The transition keeps Lula’s Workers’ Party in power for at least another four-year term, and speculation remains high that Lula might run for the presidency again in 2014 after a single Rousseff term, or wait out two terms under Rousseff and seek the presidency in 2018. That’s assuming, of course, Rousseff has as much success in office as Lula had.

Brazil boomed under Lula, becoming the largest economy in Latin America and shedding millions from the ranks of the poor. Under Lula, Brazil captured the 2014 World Cup and the 2016 Olympic Games, strengthened its oil sector and asserted itself as a rising global force, even playing diplomatic deal-maker with Iran over its nuclear program -- a move that irked the United States.


Representing the U.S., Secretary of State Hillary Rodham Clinton attended Rousseff’s inauguration in Brasilia. Brazil-U.S. relations remain ‘in flux,’ The Times reported.

Rousseff, 63, is a former Marxist guerrilla who survived torture under Brazil’s military dictatorship in the 1970s. She had never held elected office, and won a runoff in October largely because of the backing of her mentor Lula, who campaigned heavily for his former chief of staff. Rousseff remains strongly identified with Lula and his policies, which could help or hinder her early efforts to form an administration, analysts said.

‘I will not rest while there are Brazilians who have no food on their tables, while there are desperate families on the streets, while there are poor children abandoned to their own devices,’ Rousseff said in her inaugural speech.

On Monday, the new president moved quickly to cut government spending and open discussions on privatizing expansion projects at the two airports in Sao Paulo, signaling a ‘market-friendly tone’ on the crucial subject of Brazil’s economy.
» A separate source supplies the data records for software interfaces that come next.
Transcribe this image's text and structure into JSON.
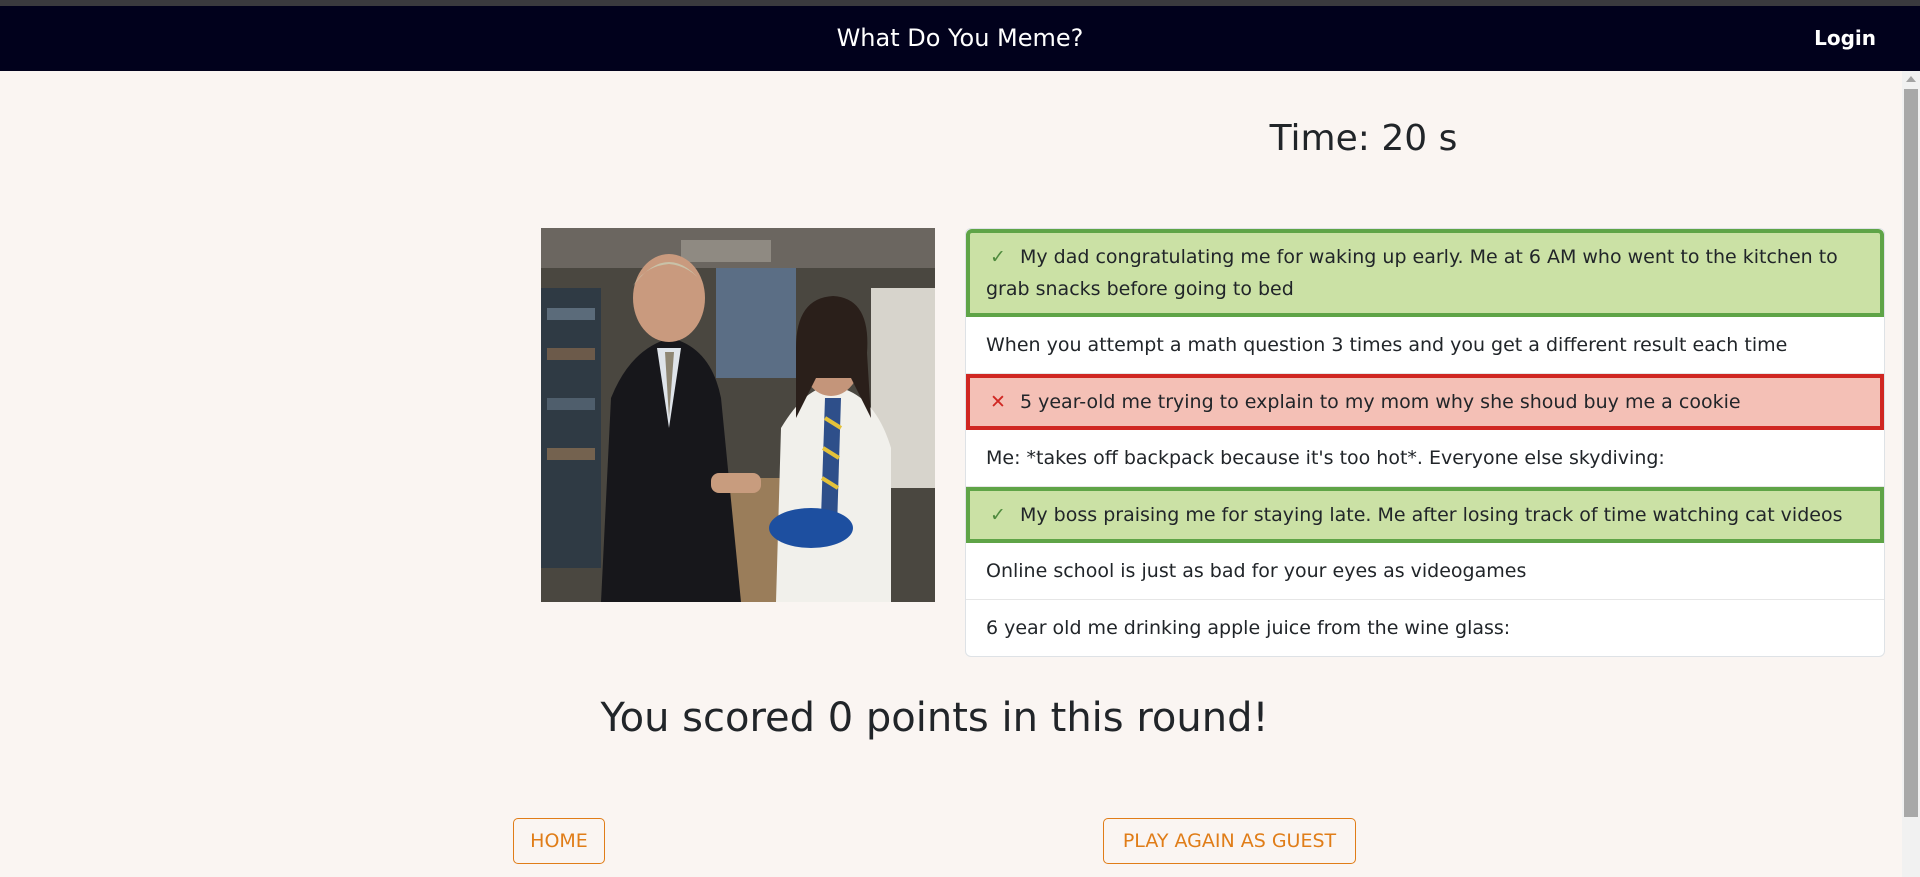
{
  "navbar": {
    "title": "What Do You Meme?",
    "login_label": "Login"
  },
  "game": {
    "timer_text": "Time: 20 s",
    "image_alt": "Meme image: two men shaking hands in an office",
    "captions": [
      {
        "text": "My dad congratulating me for waking up early. Me at 6 AM who went to the kitchen to grab snacks before going to bed",
        "state": "correct",
        "mark": "✓"
      },
      {
        "text": "When you attempt a math question 3 times and you get a different result each time",
        "state": "neutral",
        "mark": ""
      },
      {
        "text": "5 year-old me trying to explain to my mom why she shoud buy me a cookie",
        "state": "wrong",
        "mark": "✕"
      },
      {
        "text": "Me: *takes off backpack because it's too hot*. Everyone else skydiving:",
        "state": "neutral",
        "mark": ""
      },
      {
        "text": "My boss praising me for staying late. Me after losing track of time watching cat videos",
        "state": "correct",
        "mark": "✓"
      },
      {
        "text": "Online school is just as bad for your eyes as videogames",
        "state": "neutral",
        "mark": ""
      },
      {
        "text": "6 year old me drinking apple juice from the wine glass:",
        "state": "neutral",
        "mark": ""
      }
    ],
    "score_text": "You scored 0 points in this round!"
  },
  "buttons": {
    "home_label": "HOME",
    "play_again_label": "PLAY AGAIN AS GUEST"
  },
  "colors": {
    "navbar_bg": "#01011c",
    "page_bg": "#faf5f2",
    "accent": "#e07d18",
    "correct_bg": "#cbe1a5",
    "correct_border": "#5fa447",
    "wrong_bg": "#f4c0b6",
    "wrong_border": "#d02722"
  }
}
-- Daniel Hernandez in Mexico City

Update: An earlier version of this post misspelled Sao Paulo.